Cheeses - pie to die for

Cheeses – pie to die for

The pie makes me think of my dear Italian friend in Iceland and the impossibility and rarity of finding ricotta and mascarpone in that far-flung island nation. When she visited me, she wanted to buy ricotta to take back – and of course that was the one time it could not be found. But then, although Iceland has some great dairy products of its own (skyr and Icelandic butter being the best!), some of the cheeses leave much to be desired.

Ricotta-mascarpone pie recipe
1 cup ricotta cheese
4 ounces/115 grams mascarpone cheese
2 large eggs
1 teaspoon vanilla
½ cup sugar

Preheat oven to 350F/175C

Crust: About one cup of crushed graham crackers or gingersnaps, melted butter – press into a pan, bake at 350F for about 5 minutes. Remove from oven before pouring in the ricotta mascarpone filling

Filling: Mix ricotta, mascarpone, eggs, vanilla and sugar. Beat until smooth. Pour into pie crust.

Bake for about 40-45 minutes.

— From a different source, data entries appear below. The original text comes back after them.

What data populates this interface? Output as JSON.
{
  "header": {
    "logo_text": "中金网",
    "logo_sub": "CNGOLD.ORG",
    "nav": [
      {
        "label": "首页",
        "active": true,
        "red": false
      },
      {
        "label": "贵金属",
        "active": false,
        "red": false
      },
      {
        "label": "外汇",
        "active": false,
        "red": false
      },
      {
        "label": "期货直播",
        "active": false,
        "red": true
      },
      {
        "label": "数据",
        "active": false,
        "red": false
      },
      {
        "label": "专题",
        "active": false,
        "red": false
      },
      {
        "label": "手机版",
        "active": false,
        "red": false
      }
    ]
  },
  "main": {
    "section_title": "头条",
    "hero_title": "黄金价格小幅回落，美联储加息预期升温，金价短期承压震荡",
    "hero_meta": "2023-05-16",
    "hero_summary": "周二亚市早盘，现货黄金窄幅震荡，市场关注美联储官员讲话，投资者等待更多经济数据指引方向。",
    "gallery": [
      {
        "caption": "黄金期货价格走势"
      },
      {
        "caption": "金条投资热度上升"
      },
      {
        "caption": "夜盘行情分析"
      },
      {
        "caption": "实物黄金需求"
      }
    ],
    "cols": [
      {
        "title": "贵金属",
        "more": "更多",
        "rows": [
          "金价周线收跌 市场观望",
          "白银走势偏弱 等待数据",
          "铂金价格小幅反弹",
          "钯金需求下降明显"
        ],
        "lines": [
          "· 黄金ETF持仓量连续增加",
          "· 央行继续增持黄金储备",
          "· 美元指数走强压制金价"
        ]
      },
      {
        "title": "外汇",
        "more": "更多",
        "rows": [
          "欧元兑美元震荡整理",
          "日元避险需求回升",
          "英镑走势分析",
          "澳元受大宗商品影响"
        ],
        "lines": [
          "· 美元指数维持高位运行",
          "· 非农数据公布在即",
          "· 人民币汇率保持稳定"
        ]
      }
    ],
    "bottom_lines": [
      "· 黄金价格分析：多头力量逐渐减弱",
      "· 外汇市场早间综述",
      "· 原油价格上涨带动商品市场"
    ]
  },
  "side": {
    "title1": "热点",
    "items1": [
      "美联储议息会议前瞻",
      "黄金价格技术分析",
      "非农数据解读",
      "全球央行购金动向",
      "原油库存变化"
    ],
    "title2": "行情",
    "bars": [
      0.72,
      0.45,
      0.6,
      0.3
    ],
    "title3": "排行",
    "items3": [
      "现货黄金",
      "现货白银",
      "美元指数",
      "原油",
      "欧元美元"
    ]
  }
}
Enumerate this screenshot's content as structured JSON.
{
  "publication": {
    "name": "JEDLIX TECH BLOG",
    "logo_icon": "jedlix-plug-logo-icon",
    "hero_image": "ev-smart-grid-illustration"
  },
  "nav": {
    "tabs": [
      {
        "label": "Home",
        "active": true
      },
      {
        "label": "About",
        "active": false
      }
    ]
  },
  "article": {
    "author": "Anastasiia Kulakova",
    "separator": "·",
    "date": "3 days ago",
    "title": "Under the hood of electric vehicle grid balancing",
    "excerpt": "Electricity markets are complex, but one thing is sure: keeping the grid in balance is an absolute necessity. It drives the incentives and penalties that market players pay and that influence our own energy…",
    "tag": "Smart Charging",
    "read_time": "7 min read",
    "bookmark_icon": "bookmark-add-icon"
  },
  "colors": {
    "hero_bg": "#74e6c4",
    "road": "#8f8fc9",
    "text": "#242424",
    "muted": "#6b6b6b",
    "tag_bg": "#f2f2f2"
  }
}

Chill for at least a few hours, if not overnight. Should be cold and firm when serving.